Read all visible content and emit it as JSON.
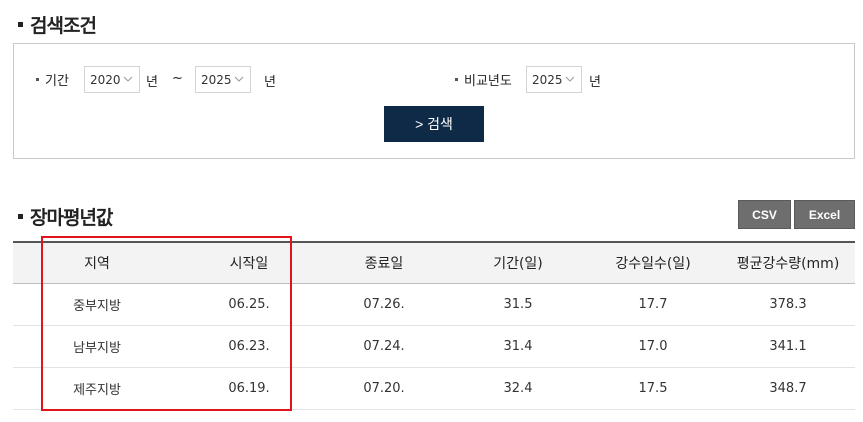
{
  "search": {
    "title": "검색조건",
    "period_label": "기간",
    "from_year": "2020",
    "to_year": "2025",
    "year_unit": "년",
    "tilde": "~",
    "compare_label": "비교년도",
    "compare_year": "2025",
    "search_button": "> 검색"
  },
  "result": {
    "title": "장마평년값",
    "csv_button": "CSV",
    "excel_button": "Excel",
    "columns": [
      "지역",
      "시작일",
      "종료일",
      "기간(일)",
      "강수일수(일)",
      "평균강수량(mm)"
    ],
    "rows": [
      [
        "중부지방",
        "06.25.",
        "07.26.",
        "31.5",
        "17.7",
        "378.3"
      ],
      [
        "남부지방",
        "06.23.",
        "07.24.",
        "31.4",
        "17.0",
        "341.1"
      ],
      [
        "제주지방",
        "06.19.",
        "07.20.",
        "32.4",
        "17.5",
        "348.7"
      ]
    ]
  },
  "colors": {
    "button_primary": "#0f2a47",
    "button_export": "#6e6e6e",
    "highlight": "#e2141b"
  }
}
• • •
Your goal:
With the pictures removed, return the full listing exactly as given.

Task solution:
Read all visible content and emit it as JSON.
{
  "search": {
    "title": "검색조건",
    "period_label": "기간",
    "from_year": "2020",
    "to_year": "2025",
    "year_unit": "년",
    "tilde": "~",
    "compare_label": "비교년도",
    "compare_year": "2025",
    "search_button": "> 검색"
  },
  "result": {
    "title": "장마평년값",
    "csv_button": "CSV",
    "excel_button": "Excel",
    "columns": [
      "지역",
      "시작일",
      "종료일",
      "기간(일)",
      "강수일수(일)",
      "평균강수량(mm)"
    ],
    "rows": [
      [
        "중부지방",
        "06.25.",
        "07.26.",
        "31.5",
        "17.7",
        "378.3"
      ],
      [
        "남부지방",
        "06.23.",
        "07.24.",
        "31.4",
        "17.0",
        "341.1"
      ],
      [
        "제주지방",
        "06.19.",
        "07.20.",
        "32.4",
        "17.5",
        "348.7"
      ]
    ]
  },
  "colors": {
    "button_primary": "#0f2a47",
    "button_export": "#6e6e6e",
    "highlight": "#e2141b"
  }
}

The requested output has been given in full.